Eighty years ago this Tuesday, our parents and grandparents were shaken out of the humdrum of daily living -- and the trajectory of their lives forever changed -- by news that Pearl Harbor in Hawaii, home to America’s Pacific Fleet and considered a forward deterrent to Japanese attack, had itself come under murderous fire in a surprise Japanese assault. Other U.S. military installations on the island of Oahu and nearby were also hit the morning of Dec. 7, 1941, at about 8 a.m. Hawaii time -- 1 p.m. at the White House, where President Franklin D. Roosevelt was just finishing his lunch.

All told, 2,403 service members and civilians died that day, according to President Joe Biden’s Friday “Proclamation on National Pearl Harbor Remembrance Day, 2021.”

That death toll included 1,177 crew members on the USS Arizona who lost their lives when the venerable battleship was sunk while at harbor. It’s now a permanent memorial to all who lost their lives on that fateful “date which will live in infamy.” Aboard the Arizona that day were 38 sets of brothers, reports The Virginian-Pilot newspaper, citing historian Walter R. Borneman -- three-quarters of whom died.

“To this day,” said Biden Friday in his remembrance proclamation, recalling his own visit to the USS Arizona memorial a decade ago, “beads of oil still rise to the surface of the water -- metaphorical ‘Black Tears’ shed for those lost in the attack. Reading those names etched in marble was a mournful reminder of the sacrifices and the human cost of protecting our Nation and the ideals this great country represents.”

Yes, the human cost of World War II was great, touching virtually every family, every town, hamlet and city, and probably every street of this great country as boys and men and some women marched off to war, others went to work in factories, offices and for the war effort and everybody scrimped and saved and recycled and reused. And those boys became men while serving, often for years before they saw loved ones again.

Nearly 300,000 U.S. service members died in combat and more than 400,000 fell overall, while nearly 700,000 were wounded. And the whereabouts of more than 72,000 Americans who fell in World War II are still unknown.

These facts unite all of us in reverence and thankfulness for that joint enterprise of war-fighting and home-fires-burning, of factory-working and wartime rationing, and a sad but stoic acceptance of loss that was part of the price of war and victory and freedom. Those qualities united our forebears and allowed them to prevail, not just in that war, but others.

Yet where is that unity of purpose now? Have we squandered that bedrock of patriotism, can-do-ism, that joint contract of citizenship that has always helped us remain free and strong? Where is that national resolve that allowed us, when called to action, to rise above petty political and ideological differences?

On the 80th anniversary of Pearl Harbor’s attack, let us each take a moment to try to shelve our finger-pointing, conspiracy-mongering and anger, if only for a day, and maybe reach out to the last antagonist who irked us to talk about our valorous forebears, instead.

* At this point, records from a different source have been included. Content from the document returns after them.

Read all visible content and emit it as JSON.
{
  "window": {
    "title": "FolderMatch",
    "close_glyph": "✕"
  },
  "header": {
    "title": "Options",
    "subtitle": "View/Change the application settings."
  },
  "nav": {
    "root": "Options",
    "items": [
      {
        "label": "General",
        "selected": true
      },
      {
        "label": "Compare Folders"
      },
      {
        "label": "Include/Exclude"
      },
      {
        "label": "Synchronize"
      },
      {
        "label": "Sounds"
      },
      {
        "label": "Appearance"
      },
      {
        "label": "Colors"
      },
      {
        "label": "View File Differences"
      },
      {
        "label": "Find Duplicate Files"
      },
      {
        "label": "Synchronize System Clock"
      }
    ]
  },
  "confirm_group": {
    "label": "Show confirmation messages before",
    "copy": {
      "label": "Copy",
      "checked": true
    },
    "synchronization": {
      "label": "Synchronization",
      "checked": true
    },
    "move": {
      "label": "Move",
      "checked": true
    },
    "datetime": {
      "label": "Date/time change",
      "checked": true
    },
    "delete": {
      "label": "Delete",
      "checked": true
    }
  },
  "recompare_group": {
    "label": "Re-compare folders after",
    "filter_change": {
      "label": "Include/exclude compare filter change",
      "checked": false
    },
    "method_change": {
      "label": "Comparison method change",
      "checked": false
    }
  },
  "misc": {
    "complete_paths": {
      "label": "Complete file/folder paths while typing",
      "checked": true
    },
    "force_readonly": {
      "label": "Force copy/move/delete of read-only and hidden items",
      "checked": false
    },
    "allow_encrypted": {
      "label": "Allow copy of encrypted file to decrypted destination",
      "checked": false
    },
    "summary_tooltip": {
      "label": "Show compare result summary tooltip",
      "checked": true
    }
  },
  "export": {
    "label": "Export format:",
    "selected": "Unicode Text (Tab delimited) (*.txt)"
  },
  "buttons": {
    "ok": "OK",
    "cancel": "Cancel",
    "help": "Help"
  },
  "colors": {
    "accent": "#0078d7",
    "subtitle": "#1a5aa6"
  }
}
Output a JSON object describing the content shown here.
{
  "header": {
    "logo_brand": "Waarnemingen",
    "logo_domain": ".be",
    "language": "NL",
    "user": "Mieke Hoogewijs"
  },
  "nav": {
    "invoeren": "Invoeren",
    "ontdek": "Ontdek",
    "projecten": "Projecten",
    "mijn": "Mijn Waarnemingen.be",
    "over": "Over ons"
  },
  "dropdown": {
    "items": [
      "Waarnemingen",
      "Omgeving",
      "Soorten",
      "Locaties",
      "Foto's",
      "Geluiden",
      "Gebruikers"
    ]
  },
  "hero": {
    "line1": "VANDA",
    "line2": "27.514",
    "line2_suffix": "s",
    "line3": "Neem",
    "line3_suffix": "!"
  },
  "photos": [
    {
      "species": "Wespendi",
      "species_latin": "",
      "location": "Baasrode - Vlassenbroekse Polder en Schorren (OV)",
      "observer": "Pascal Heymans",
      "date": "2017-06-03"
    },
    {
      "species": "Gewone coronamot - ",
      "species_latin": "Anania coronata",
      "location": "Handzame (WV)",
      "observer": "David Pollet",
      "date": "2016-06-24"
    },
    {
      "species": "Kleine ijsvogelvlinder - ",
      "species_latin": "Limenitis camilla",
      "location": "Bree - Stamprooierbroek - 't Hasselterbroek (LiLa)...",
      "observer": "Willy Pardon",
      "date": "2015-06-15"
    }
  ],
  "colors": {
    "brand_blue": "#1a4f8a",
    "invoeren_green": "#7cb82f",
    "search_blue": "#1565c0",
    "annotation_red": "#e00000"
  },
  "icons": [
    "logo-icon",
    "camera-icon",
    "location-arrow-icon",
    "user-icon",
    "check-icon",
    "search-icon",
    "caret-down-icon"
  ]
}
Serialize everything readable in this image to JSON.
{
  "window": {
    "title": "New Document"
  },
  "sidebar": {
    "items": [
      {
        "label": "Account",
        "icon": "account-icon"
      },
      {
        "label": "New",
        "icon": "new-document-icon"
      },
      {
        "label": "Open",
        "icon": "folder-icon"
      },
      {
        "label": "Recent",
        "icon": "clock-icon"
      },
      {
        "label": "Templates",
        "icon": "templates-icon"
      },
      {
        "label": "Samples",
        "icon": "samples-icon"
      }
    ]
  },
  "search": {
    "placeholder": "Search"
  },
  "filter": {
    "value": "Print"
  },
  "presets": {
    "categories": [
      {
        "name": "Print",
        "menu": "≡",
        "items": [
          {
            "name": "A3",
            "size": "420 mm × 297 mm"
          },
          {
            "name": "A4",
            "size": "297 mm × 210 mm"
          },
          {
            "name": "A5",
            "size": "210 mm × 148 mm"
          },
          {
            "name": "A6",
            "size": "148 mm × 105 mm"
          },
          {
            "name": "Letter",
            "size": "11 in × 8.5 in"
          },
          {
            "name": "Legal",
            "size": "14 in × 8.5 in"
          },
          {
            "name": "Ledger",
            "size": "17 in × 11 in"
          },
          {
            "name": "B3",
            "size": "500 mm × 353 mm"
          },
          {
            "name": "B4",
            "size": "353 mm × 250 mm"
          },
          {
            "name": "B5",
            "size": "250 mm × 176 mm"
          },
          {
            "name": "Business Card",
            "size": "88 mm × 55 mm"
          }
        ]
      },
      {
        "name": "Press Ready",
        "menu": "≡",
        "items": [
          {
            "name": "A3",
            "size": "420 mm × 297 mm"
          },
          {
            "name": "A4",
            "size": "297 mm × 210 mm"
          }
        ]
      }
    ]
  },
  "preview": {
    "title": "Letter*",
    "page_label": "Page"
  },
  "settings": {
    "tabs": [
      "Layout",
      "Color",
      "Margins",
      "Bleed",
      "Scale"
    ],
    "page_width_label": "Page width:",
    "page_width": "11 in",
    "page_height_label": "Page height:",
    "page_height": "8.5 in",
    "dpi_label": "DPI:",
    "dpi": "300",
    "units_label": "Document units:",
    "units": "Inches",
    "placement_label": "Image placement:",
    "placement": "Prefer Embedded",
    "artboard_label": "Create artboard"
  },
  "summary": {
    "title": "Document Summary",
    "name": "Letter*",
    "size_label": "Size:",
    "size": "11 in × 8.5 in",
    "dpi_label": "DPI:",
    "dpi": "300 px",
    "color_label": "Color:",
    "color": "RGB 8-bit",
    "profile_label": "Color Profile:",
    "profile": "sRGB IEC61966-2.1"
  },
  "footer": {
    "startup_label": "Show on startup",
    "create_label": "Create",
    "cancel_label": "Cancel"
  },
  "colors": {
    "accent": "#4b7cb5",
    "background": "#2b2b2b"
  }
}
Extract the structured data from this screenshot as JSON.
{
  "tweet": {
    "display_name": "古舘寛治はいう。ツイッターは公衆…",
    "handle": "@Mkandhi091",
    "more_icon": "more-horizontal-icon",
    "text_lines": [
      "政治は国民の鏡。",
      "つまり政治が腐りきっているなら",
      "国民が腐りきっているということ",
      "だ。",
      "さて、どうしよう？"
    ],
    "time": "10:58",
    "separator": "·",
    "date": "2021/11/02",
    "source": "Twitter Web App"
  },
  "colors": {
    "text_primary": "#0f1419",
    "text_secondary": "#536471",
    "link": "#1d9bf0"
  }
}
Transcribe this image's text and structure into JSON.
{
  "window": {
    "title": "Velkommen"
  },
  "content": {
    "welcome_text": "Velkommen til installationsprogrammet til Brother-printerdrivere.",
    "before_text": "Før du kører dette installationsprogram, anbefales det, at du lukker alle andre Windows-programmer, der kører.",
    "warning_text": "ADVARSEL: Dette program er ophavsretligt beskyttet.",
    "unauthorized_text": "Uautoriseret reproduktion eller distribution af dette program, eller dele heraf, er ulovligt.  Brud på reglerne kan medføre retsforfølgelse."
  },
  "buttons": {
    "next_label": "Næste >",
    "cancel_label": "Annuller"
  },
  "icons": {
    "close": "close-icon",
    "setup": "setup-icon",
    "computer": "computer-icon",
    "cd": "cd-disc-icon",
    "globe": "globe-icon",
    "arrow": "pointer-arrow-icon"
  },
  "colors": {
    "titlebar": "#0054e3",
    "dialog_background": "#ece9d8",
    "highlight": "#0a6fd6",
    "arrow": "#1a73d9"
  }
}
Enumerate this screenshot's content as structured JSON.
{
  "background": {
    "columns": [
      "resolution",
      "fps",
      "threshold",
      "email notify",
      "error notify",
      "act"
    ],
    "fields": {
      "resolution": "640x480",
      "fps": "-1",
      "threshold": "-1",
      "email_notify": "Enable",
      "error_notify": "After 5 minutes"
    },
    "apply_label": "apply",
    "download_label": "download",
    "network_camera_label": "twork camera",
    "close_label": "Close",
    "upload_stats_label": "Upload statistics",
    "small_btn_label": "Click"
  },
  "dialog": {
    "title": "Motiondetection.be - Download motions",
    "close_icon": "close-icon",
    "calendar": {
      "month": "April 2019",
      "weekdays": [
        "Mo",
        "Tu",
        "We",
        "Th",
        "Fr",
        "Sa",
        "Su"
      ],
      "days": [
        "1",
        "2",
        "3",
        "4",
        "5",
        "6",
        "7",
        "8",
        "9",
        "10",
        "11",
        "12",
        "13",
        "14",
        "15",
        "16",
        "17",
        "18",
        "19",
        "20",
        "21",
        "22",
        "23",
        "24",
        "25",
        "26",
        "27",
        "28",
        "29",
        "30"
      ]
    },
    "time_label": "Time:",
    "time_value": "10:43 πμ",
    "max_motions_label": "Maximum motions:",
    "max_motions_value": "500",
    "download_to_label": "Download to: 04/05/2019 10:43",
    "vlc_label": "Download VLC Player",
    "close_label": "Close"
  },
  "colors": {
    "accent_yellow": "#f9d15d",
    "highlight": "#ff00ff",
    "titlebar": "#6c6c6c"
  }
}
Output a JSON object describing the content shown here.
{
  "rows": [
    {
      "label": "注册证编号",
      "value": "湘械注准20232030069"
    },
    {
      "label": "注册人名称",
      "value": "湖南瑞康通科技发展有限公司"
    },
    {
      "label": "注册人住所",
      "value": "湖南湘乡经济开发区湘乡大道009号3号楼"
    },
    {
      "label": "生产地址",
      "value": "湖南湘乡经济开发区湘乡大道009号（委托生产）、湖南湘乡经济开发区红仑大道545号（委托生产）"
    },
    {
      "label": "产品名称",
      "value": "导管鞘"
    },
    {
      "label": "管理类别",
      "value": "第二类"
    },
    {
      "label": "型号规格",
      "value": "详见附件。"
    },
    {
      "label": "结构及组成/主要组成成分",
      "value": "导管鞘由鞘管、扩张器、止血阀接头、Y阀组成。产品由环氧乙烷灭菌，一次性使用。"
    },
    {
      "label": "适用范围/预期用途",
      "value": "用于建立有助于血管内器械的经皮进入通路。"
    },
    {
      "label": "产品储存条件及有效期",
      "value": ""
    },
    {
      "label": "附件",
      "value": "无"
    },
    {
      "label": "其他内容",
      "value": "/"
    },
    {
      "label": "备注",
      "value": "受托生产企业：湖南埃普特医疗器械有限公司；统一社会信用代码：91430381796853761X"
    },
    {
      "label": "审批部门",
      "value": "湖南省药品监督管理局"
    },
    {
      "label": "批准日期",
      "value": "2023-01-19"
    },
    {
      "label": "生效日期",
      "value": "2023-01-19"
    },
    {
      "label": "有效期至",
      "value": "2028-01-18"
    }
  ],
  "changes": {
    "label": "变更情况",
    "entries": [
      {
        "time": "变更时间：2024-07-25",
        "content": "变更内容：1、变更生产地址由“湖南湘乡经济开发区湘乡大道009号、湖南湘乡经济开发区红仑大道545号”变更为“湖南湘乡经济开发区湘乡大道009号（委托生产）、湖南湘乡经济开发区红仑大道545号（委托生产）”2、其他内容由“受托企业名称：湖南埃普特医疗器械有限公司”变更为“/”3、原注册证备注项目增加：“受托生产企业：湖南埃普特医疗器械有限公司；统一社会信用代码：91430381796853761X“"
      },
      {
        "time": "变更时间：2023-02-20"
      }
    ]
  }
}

Can we dig down and find those commonalities that should bind us again into one America, one solid, strong nation working together, inexorably to build a better, more just, more prosperous United States -- 50 states united not divided?

As the USS Arizona reminds us, those were the days when brothers enlisted together, served together and died together -- as happened also with the five Sullivan brothers of Waterloo, Iowa, who enlisted less than a month after Pearl Harbor, then died when their light cruiser, the USS Juneau, was torpedoed for the second time during the Nov. 13, 1942, battle of Guadalcanal, exploded and sank.

After World War II, the U.S. military adopted a policy that made it harder - but not impossible - for siblings to serve together in danger. And, some, maybe many, still do in today’s volunteer military.

We are at peace, but as seen through some lenses, our nation is in danger. Our divisions weaken us.

It doesn’t have to be that way.

National Pearl Harbor Remembrance Day reminds us of a day that united us not just in anger and outrage but also in determination, that galvanized every American to find his or her commonalities with every other American, and to step forward to fight for freedom. That determination is within us, just waiting to be found again.